Data records for software interfaces:

»»

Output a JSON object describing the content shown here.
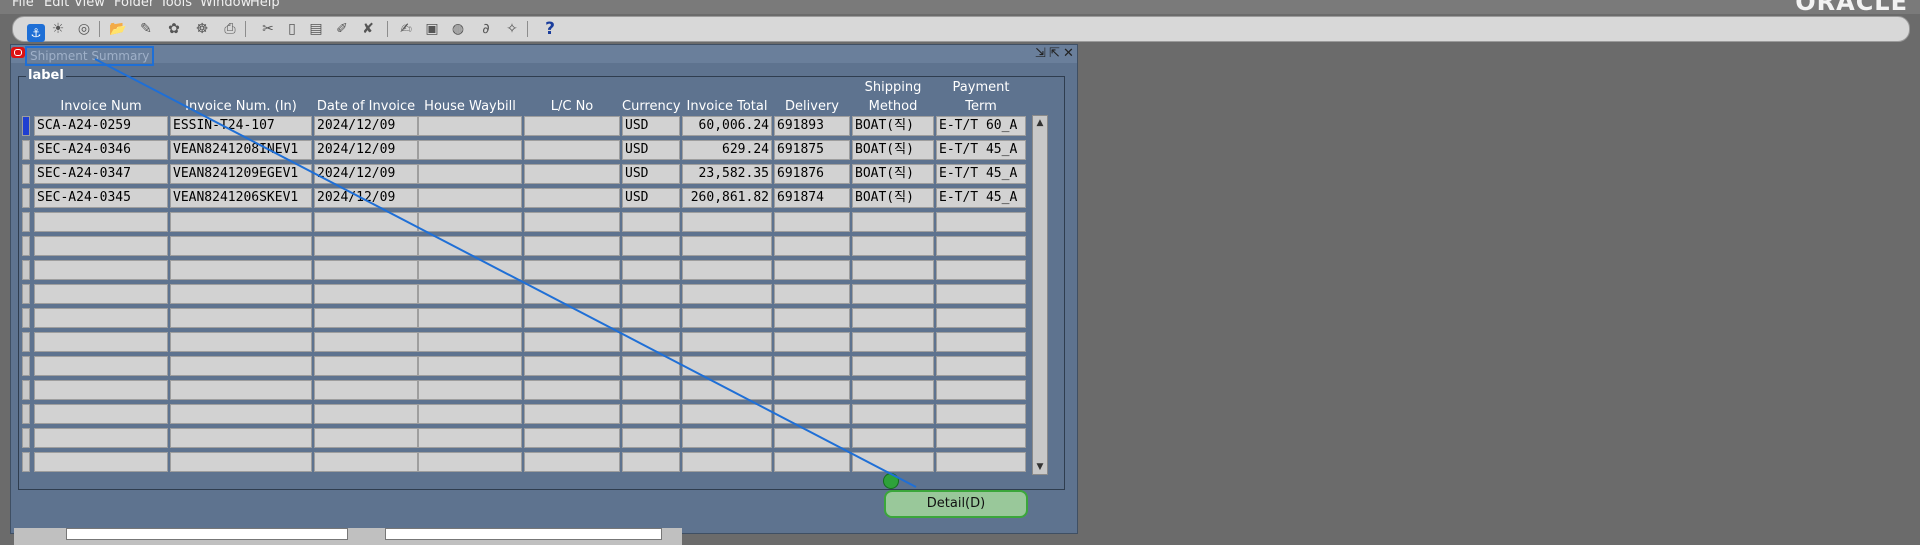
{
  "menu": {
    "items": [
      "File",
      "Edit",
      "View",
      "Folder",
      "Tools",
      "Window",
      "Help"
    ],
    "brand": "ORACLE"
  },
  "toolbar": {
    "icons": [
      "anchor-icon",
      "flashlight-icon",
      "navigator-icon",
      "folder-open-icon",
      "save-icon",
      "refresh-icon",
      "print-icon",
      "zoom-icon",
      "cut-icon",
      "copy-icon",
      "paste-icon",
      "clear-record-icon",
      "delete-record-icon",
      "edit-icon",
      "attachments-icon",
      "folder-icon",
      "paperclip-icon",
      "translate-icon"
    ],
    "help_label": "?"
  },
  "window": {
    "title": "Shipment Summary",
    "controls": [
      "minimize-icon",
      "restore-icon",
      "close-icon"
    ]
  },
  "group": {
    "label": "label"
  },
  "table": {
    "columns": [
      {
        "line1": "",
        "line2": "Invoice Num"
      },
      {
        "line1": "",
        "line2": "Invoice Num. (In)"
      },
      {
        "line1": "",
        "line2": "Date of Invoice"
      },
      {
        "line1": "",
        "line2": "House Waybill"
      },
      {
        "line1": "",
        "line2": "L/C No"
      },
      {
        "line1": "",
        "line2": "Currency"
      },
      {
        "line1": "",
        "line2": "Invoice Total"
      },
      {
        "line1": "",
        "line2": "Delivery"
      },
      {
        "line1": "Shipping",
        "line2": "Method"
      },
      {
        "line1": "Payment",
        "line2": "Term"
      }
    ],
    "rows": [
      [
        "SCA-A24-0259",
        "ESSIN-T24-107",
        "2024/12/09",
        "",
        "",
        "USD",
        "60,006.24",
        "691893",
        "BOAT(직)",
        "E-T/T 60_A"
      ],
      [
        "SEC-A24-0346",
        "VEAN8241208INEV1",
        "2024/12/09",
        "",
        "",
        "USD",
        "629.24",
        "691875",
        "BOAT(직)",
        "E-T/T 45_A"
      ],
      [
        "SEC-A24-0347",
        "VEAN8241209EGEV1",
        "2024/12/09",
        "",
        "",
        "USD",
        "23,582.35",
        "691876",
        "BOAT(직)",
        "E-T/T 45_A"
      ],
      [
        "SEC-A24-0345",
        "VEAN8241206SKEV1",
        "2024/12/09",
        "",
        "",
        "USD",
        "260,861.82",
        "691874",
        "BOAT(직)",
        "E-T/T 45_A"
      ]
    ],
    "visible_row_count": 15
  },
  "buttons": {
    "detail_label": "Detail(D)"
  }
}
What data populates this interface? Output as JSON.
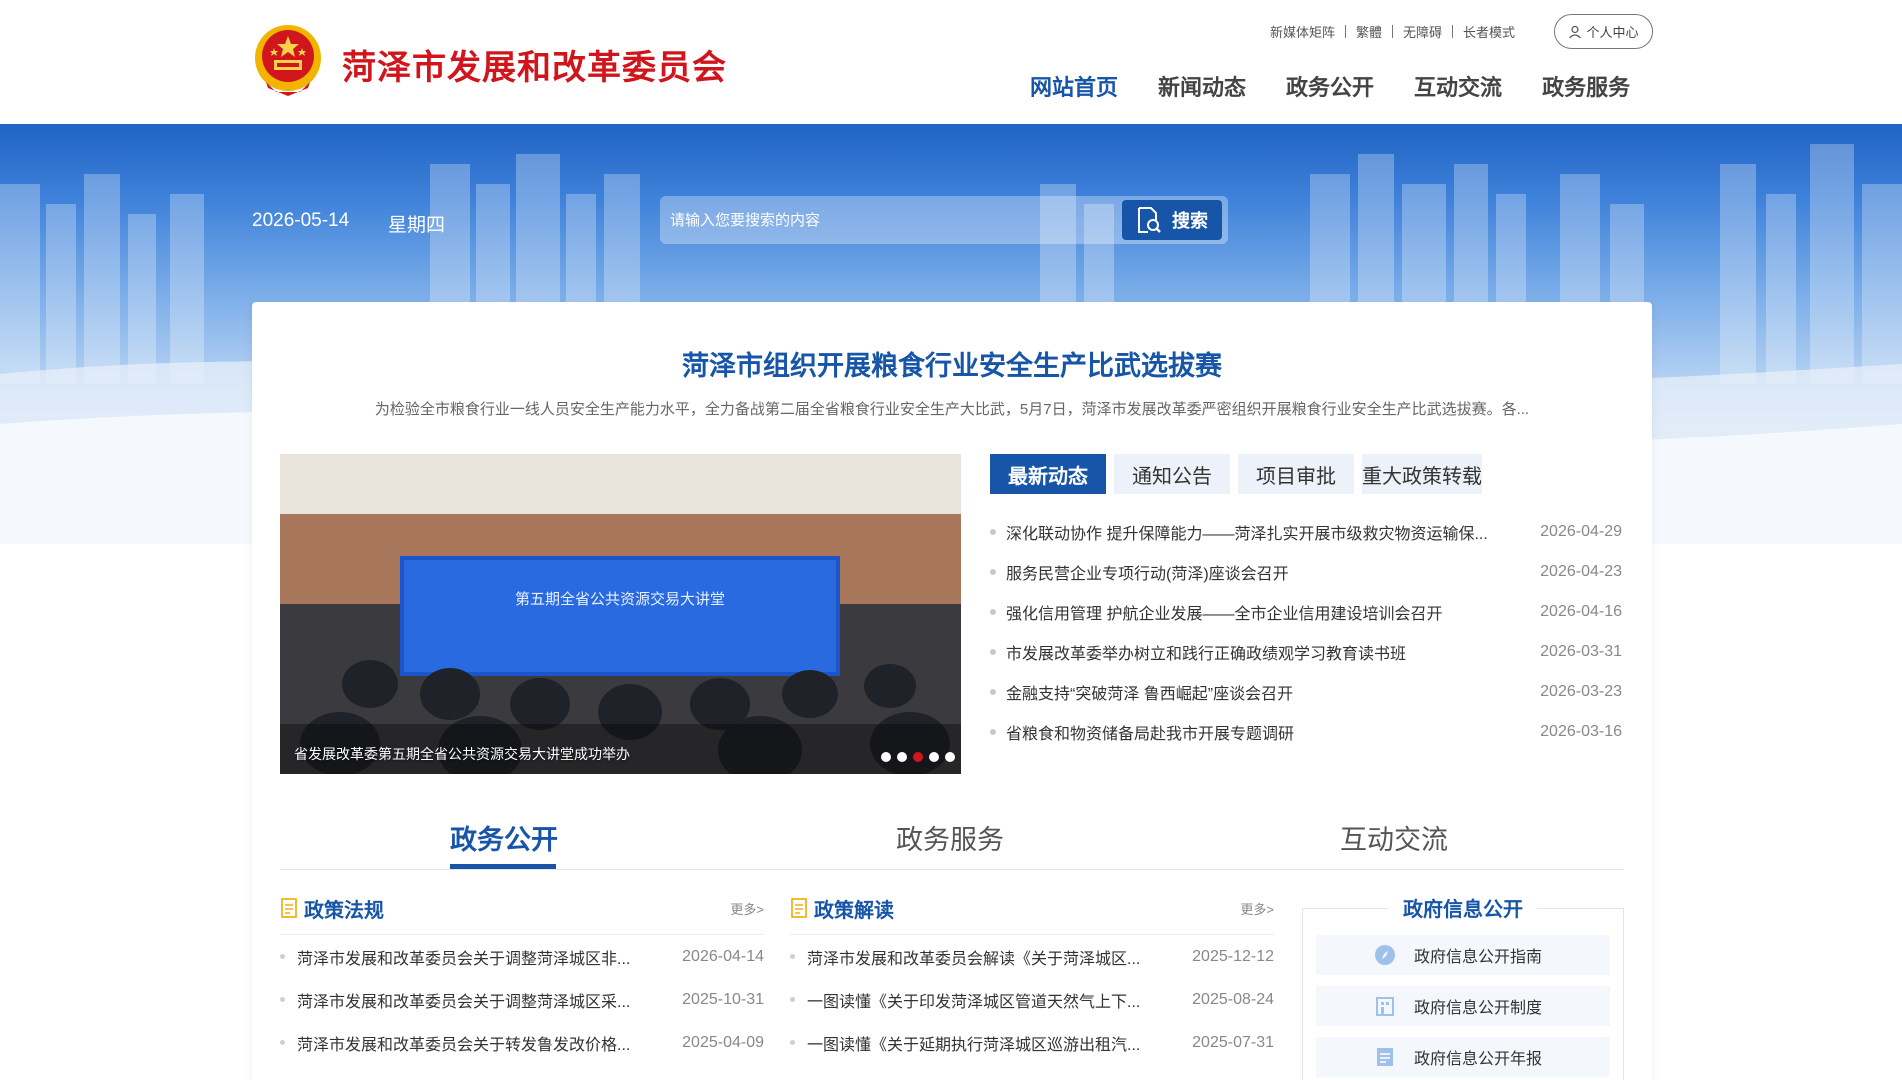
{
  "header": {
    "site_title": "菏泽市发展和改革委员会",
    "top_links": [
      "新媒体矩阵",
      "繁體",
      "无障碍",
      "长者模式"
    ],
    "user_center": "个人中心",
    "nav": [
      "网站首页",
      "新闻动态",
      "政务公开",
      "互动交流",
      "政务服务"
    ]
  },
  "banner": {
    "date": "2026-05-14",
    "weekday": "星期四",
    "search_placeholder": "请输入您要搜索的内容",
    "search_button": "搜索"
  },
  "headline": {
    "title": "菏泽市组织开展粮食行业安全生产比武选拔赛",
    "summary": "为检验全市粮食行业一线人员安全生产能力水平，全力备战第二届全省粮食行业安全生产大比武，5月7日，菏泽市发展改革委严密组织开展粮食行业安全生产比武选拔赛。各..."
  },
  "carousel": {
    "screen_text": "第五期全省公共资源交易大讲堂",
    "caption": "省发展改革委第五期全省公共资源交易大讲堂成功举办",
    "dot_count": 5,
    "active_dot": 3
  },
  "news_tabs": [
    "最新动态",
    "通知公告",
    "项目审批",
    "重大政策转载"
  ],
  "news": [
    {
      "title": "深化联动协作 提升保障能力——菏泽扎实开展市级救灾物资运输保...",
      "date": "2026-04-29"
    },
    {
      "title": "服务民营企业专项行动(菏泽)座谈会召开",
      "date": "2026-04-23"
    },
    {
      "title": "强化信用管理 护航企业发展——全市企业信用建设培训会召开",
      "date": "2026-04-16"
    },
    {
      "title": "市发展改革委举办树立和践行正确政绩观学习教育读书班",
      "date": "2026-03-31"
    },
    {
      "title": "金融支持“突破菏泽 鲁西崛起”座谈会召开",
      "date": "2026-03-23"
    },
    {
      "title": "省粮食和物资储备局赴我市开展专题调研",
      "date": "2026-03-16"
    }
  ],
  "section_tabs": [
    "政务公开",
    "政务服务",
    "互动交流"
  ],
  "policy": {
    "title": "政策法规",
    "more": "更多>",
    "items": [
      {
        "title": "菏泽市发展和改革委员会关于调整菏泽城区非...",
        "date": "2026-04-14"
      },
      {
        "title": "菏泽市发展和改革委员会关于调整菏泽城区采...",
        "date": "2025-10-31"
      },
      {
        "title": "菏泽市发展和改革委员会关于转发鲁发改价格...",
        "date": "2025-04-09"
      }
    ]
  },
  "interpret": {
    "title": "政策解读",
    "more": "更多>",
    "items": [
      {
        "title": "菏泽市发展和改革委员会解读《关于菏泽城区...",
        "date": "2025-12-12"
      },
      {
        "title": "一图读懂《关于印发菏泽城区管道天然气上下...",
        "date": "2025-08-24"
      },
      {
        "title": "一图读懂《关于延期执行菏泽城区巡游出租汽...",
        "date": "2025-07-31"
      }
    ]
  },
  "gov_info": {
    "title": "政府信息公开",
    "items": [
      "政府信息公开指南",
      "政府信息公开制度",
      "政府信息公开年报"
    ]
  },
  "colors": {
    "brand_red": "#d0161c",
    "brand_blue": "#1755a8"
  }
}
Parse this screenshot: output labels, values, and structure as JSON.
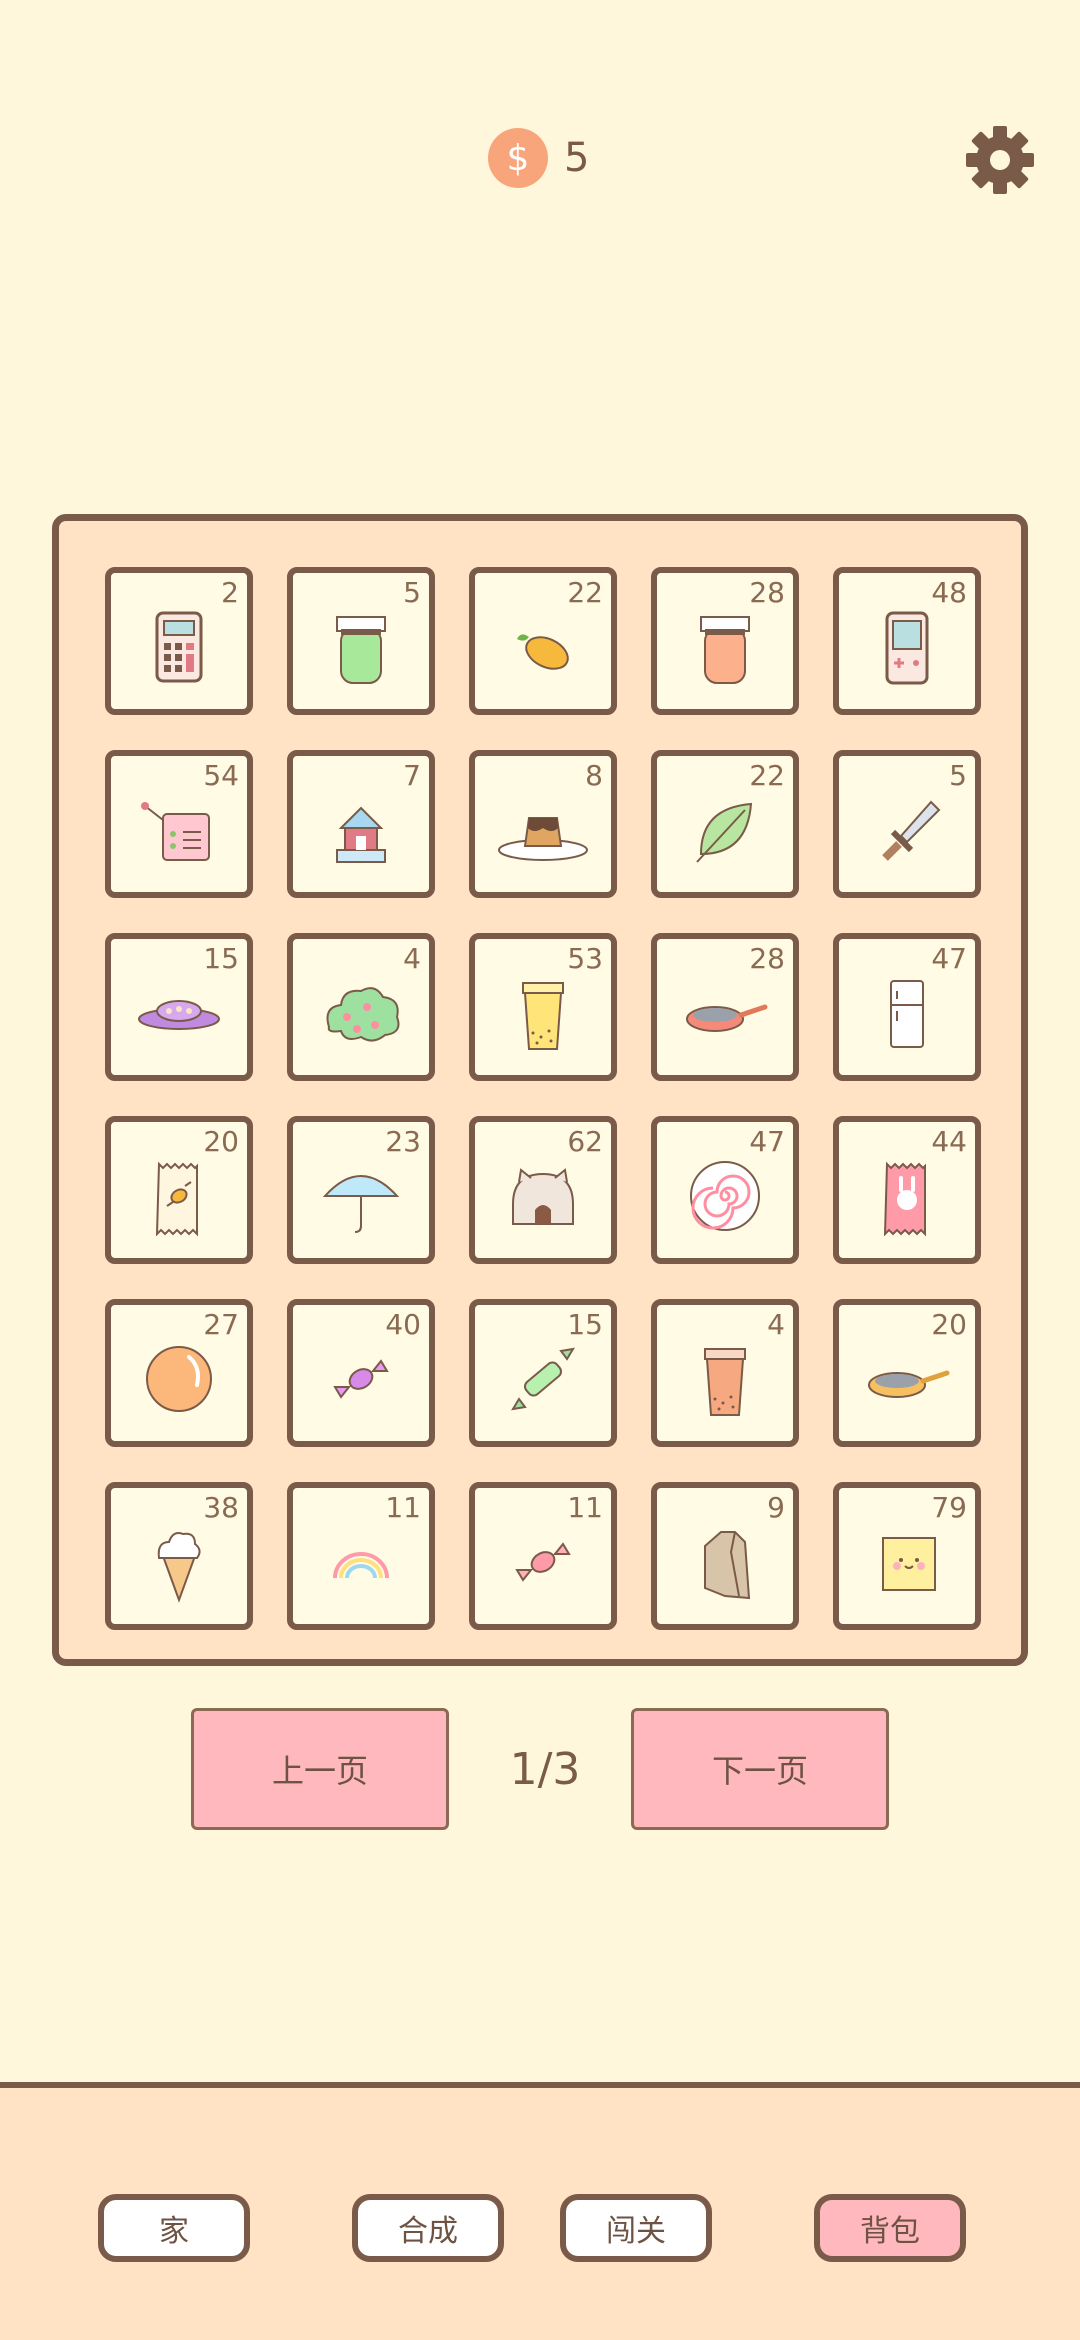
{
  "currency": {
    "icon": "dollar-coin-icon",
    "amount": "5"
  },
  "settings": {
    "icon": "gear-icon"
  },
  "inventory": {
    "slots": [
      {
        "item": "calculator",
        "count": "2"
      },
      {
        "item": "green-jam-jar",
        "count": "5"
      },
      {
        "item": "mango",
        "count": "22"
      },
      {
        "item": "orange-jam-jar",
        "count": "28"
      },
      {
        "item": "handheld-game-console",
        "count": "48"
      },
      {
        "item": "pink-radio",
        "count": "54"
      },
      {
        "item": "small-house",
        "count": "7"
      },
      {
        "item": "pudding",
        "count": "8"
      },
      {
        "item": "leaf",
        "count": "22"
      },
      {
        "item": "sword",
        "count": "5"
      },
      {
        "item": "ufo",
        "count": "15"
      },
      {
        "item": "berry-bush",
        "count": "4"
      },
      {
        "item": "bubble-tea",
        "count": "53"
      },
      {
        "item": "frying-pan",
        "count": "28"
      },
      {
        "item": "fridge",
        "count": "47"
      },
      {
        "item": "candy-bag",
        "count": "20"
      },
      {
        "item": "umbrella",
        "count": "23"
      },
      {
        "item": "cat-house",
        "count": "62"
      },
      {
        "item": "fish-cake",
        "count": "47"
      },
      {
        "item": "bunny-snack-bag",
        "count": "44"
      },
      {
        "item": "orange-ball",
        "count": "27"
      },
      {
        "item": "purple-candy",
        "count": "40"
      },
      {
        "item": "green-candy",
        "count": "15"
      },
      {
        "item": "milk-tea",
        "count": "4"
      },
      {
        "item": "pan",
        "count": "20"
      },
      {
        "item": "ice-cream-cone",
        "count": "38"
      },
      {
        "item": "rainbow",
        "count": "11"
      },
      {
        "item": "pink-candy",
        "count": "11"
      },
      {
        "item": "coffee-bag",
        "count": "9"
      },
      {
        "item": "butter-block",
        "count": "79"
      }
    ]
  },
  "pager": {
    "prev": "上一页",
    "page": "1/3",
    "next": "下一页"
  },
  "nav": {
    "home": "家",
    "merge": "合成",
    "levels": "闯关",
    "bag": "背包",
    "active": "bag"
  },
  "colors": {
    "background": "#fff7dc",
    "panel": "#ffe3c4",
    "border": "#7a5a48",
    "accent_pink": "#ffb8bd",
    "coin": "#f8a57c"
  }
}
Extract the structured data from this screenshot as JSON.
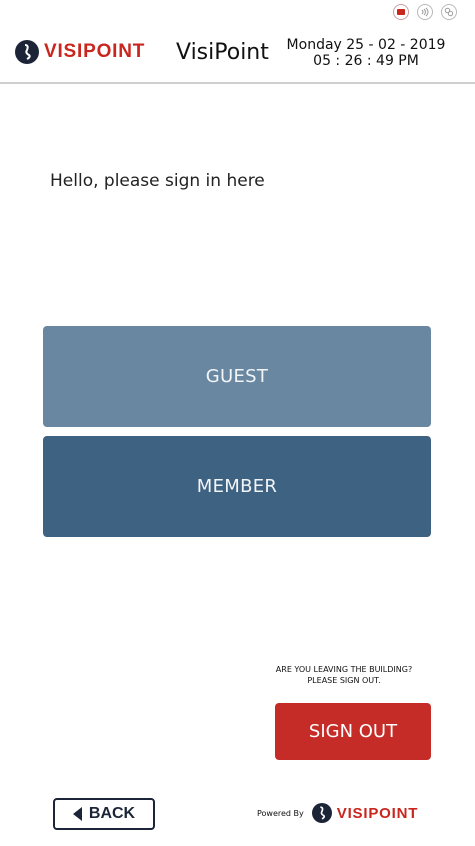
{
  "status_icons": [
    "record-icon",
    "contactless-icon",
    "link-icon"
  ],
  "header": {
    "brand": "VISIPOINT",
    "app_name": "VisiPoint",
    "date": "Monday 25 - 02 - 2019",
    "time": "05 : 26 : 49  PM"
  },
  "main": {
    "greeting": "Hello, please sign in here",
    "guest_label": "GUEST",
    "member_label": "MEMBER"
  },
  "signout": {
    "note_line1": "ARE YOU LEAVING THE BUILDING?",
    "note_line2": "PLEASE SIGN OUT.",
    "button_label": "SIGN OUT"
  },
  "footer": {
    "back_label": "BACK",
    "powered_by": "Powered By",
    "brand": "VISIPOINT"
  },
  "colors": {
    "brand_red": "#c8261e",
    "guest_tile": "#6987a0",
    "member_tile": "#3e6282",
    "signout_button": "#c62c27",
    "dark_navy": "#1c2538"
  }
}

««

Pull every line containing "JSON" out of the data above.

Output a JSON object describing the content shown here.
What data populates this interface? Output as JSON.
Parse this screenshot: output labels, values, and structure as JSON.
Extract the structured data from this screenshot as JSON.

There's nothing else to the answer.